Exercise description: Pull every line containing "time" from the listing.

Study material:
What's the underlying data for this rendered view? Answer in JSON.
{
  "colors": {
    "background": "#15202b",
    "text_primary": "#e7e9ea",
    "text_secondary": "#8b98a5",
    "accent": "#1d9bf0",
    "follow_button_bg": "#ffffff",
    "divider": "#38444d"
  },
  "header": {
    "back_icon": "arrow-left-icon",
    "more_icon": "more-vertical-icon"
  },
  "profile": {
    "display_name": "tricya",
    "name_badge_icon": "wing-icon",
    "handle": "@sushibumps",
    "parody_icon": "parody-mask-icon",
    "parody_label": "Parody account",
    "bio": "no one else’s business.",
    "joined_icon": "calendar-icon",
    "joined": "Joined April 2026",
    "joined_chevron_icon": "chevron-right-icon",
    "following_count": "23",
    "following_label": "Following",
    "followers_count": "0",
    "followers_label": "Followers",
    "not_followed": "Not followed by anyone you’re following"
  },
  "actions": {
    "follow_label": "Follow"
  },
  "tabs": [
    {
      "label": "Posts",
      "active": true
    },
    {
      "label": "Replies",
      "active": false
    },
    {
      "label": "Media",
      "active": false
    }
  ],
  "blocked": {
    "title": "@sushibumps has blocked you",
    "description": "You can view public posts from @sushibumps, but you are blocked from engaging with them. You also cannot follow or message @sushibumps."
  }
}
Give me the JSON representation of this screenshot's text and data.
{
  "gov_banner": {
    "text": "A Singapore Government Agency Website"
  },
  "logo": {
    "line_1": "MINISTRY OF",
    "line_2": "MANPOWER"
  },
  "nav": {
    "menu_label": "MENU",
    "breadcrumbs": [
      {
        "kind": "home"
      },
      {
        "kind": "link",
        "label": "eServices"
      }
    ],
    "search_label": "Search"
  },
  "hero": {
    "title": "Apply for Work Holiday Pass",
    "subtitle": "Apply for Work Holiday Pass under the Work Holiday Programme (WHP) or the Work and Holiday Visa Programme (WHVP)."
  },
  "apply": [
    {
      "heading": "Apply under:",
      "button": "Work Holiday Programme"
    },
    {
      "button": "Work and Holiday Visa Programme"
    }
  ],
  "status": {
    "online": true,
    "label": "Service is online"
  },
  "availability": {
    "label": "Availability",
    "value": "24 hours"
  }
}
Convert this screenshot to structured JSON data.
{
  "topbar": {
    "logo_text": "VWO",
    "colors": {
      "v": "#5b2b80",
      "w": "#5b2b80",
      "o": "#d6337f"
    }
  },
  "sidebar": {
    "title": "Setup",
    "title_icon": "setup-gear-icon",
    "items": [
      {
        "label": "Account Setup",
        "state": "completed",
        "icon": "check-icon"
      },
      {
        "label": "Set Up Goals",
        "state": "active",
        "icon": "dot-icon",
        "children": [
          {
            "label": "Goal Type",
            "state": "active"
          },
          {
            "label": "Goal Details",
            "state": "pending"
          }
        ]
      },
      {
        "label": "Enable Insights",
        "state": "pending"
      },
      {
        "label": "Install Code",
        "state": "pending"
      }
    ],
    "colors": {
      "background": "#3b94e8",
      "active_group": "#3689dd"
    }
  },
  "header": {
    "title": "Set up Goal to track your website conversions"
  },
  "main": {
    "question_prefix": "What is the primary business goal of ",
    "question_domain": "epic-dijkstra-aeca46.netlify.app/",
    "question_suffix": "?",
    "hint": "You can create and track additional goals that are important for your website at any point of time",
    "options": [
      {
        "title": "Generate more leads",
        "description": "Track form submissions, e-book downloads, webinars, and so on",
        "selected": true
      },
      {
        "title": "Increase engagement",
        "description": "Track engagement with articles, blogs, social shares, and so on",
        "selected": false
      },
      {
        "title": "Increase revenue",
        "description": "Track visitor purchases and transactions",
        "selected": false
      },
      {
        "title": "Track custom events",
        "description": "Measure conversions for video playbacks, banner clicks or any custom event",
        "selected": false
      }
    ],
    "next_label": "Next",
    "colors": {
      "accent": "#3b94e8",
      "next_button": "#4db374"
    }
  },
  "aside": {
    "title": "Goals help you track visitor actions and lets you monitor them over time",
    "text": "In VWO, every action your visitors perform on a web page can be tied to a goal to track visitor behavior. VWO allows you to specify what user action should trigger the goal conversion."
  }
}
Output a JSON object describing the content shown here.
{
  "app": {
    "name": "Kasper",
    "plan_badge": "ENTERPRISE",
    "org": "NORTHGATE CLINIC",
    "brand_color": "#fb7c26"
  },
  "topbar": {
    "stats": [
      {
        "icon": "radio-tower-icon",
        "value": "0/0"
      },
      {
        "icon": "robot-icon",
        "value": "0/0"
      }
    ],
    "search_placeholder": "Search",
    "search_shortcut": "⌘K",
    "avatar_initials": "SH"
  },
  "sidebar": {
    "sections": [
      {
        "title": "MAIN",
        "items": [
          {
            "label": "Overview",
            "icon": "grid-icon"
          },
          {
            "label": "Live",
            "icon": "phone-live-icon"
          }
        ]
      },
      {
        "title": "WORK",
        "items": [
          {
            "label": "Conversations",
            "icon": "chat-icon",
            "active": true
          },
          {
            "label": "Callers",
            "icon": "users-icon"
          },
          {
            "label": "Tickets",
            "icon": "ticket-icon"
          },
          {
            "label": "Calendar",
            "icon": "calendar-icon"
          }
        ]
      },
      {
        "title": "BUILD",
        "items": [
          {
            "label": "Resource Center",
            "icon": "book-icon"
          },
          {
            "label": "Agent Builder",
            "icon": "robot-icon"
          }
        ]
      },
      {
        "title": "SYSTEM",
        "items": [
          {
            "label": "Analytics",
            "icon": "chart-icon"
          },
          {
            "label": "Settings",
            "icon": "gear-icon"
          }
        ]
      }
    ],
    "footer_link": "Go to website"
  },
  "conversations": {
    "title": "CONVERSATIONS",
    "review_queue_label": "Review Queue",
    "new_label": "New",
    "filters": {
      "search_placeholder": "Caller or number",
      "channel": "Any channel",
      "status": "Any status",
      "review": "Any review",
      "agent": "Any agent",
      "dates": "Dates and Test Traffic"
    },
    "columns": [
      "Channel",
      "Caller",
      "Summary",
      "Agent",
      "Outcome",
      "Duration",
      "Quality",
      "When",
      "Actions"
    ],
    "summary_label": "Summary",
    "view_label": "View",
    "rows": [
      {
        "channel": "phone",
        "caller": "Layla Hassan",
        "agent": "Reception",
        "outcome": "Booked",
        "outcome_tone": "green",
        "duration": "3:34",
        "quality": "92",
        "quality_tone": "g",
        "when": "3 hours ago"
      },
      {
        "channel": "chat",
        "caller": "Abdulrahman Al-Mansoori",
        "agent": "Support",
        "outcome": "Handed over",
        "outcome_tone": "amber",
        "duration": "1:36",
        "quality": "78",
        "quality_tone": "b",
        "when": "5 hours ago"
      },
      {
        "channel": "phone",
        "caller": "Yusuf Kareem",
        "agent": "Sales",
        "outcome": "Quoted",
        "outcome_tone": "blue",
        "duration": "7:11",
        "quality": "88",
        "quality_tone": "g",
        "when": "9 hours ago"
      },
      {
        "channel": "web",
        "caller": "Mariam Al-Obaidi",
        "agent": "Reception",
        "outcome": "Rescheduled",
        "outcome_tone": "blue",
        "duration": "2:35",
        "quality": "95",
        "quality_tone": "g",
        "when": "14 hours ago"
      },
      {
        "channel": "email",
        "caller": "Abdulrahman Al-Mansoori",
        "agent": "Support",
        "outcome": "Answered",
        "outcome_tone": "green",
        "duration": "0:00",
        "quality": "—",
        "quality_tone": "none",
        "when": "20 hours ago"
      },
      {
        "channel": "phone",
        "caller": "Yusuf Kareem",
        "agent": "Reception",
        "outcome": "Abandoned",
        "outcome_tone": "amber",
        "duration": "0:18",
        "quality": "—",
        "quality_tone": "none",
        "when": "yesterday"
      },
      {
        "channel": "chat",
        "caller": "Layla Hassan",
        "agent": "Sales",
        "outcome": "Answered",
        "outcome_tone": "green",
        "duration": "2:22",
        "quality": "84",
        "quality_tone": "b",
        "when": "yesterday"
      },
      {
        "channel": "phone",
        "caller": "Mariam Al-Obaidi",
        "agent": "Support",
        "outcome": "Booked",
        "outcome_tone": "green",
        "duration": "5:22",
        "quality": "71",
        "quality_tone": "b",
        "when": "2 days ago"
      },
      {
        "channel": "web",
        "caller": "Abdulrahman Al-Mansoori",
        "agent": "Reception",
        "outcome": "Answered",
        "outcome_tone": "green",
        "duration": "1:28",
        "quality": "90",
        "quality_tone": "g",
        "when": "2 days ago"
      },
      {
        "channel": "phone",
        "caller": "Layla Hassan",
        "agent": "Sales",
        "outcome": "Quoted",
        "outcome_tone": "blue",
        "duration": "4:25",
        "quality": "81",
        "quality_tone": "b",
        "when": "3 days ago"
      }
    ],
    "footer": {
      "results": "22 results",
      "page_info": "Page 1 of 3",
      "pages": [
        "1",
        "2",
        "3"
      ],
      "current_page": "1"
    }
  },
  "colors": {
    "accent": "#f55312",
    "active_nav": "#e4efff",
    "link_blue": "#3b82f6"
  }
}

The completed task:
    "hint": "You can create and track additional goals that are important for your website at any point of time",
    "title": "Goals help you track visitor actions and lets you monitor them over time",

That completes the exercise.